What this task involves: Copy every entry below exactly as it appears, leaving out the images.

Stored records:
----------------
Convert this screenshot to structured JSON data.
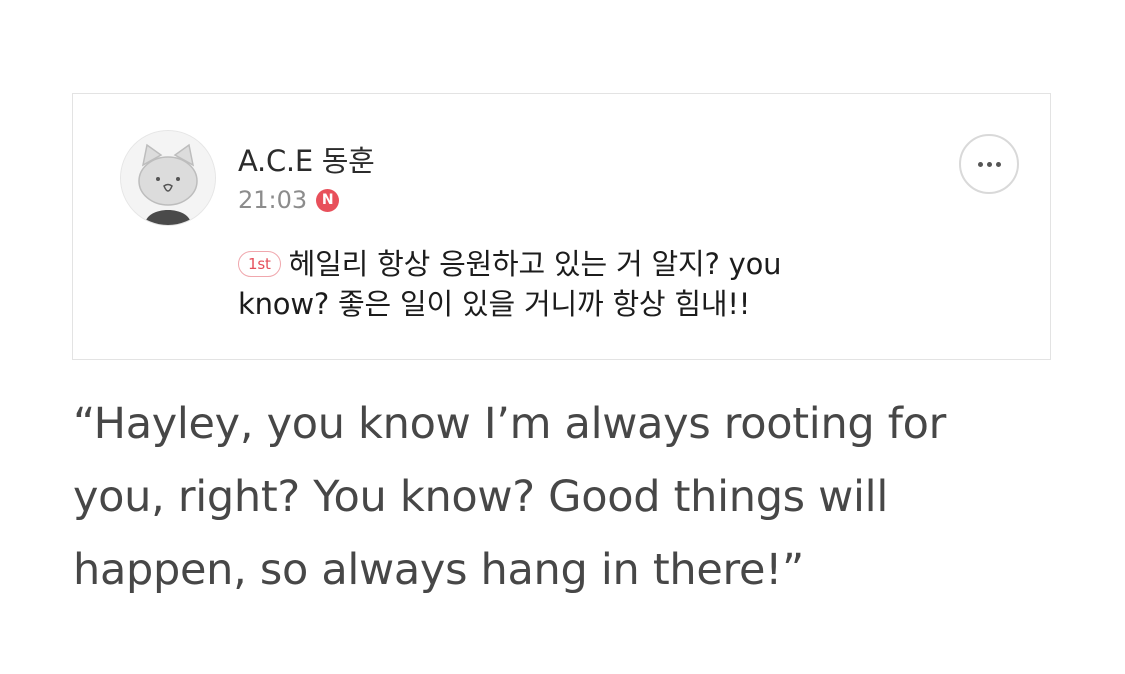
{
  "comment_card": {
    "avatar": {
      "icon": "cat-avatar-icon",
      "colors": {
        "background": "#f4f4f4",
        "face": "#dcdcdc",
        "body": "#4a4a4a"
      }
    },
    "author": "A.C.E 동훈",
    "time": "21:03",
    "new_badge": "N",
    "more_icon": "more-dots-icon",
    "rank_badge": "1st",
    "comment_line1": "헤일리 항상 응원하고 있는 거 알지? you",
    "comment_line2": "know? 좋은 일이 있을 거니까 항상 힘내!!"
  },
  "translation": {
    "line1": "“Hayley, you know I’m always rooting for",
    "line2": "you, right? You know? Good things will",
    "line3": "happen, so always hang in there!”"
  },
  "colors": {
    "accent": "#e8505b",
    "card_border": "#e3e3e3",
    "text_dark": "#1c1c1c",
    "text_muted": "#8c8c8c",
    "translation_text": "#474747"
  }
}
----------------
Solution for this task:
Convert this screenshot to structured JSON data.
{
  "comment_card": {
    "avatar": {
      "icon": "cat-avatar-icon",
      "colors": {
        "background": "#f4f4f4",
        "face": "#dcdcdc",
        "body": "#4a4a4a"
      }
    },
    "author": "A.C.E 동훈",
    "time": "21:03",
    "new_badge": "N",
    "more_icon": "more-dots-icon",
    "rank_badge": "1st",
    "comment_line1": "헤일리 항상 응원하고 있는 거 알지? you",
    "comment_line2": "know? 좋은 일이 있을 거니까 항상 힘내!!"
  },
  "translation": {
    "line1": "“Hayley, you know I’m always rooting for",
    "line2": "you, right? You know? Good things will",
    "line3": "happen, so always hang in there!”"
  },
  "colors": {
    "accent": "#e8505b",
    "card_border": "#e3e3e3",
    "text_dark": "#1c1c1c",
    "text_muted": "#8c8c8c",
    "translation_text": "#474747"
  }
}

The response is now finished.